Element data from apps and pages
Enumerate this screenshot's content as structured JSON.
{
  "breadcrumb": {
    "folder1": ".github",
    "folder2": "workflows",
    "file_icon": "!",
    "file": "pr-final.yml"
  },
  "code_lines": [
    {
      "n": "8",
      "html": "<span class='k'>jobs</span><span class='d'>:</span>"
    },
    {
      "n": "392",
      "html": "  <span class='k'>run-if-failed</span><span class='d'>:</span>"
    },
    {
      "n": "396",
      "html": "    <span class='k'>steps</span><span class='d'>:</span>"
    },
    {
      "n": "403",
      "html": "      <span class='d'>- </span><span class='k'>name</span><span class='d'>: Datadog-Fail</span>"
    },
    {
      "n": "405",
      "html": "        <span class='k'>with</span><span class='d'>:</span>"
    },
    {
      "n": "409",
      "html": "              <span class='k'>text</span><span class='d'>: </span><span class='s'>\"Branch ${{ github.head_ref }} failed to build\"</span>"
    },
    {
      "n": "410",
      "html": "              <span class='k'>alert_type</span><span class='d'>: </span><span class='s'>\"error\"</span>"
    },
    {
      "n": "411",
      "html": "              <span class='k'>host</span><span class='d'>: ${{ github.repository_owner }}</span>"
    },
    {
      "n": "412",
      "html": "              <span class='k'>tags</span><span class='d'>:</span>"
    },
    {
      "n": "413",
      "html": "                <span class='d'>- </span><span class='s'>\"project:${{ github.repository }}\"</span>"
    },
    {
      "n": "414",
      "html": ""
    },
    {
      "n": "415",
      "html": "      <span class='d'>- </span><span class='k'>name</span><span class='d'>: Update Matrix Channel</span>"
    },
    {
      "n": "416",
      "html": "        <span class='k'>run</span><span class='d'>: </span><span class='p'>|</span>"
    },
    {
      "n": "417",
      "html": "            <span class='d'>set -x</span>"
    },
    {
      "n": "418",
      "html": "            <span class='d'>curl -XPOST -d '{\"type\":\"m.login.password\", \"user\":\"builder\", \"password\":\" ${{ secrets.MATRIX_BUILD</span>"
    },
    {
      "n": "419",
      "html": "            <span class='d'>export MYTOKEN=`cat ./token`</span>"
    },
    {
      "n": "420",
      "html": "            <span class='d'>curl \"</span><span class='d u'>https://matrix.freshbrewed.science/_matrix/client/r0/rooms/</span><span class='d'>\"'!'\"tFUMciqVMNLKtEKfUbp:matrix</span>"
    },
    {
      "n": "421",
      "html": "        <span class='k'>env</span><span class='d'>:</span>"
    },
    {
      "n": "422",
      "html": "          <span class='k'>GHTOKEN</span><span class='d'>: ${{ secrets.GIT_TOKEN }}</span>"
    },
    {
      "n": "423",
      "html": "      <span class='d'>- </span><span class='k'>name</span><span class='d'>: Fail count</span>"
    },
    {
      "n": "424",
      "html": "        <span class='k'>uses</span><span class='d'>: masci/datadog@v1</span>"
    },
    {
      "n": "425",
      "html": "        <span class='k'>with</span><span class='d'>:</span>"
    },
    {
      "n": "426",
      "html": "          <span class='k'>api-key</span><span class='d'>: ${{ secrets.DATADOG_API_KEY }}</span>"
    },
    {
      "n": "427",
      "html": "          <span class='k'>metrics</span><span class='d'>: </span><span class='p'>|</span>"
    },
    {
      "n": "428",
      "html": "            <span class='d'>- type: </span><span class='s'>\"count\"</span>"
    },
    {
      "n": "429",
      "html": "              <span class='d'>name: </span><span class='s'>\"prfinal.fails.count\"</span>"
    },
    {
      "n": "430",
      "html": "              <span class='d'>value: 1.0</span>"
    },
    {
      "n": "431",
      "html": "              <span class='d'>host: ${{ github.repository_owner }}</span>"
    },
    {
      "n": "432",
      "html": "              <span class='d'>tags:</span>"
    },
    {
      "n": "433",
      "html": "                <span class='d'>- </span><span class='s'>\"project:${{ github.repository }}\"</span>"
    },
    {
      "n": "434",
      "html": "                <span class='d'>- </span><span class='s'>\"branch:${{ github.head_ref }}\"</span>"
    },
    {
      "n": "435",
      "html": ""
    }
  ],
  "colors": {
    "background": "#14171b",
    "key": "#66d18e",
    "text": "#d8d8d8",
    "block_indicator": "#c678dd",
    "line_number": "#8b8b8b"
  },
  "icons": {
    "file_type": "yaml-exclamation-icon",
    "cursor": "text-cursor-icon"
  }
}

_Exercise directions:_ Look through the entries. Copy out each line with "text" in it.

_Exercise output:_
      "html": "              <span class='k'>text</span><span class='d'>: </span><span class='s'>\"Branch ${{ github.head_ref }} failed to build\"</span>"
    "text": "#d8d8d8",
    "cursor": "text-cursor-icon"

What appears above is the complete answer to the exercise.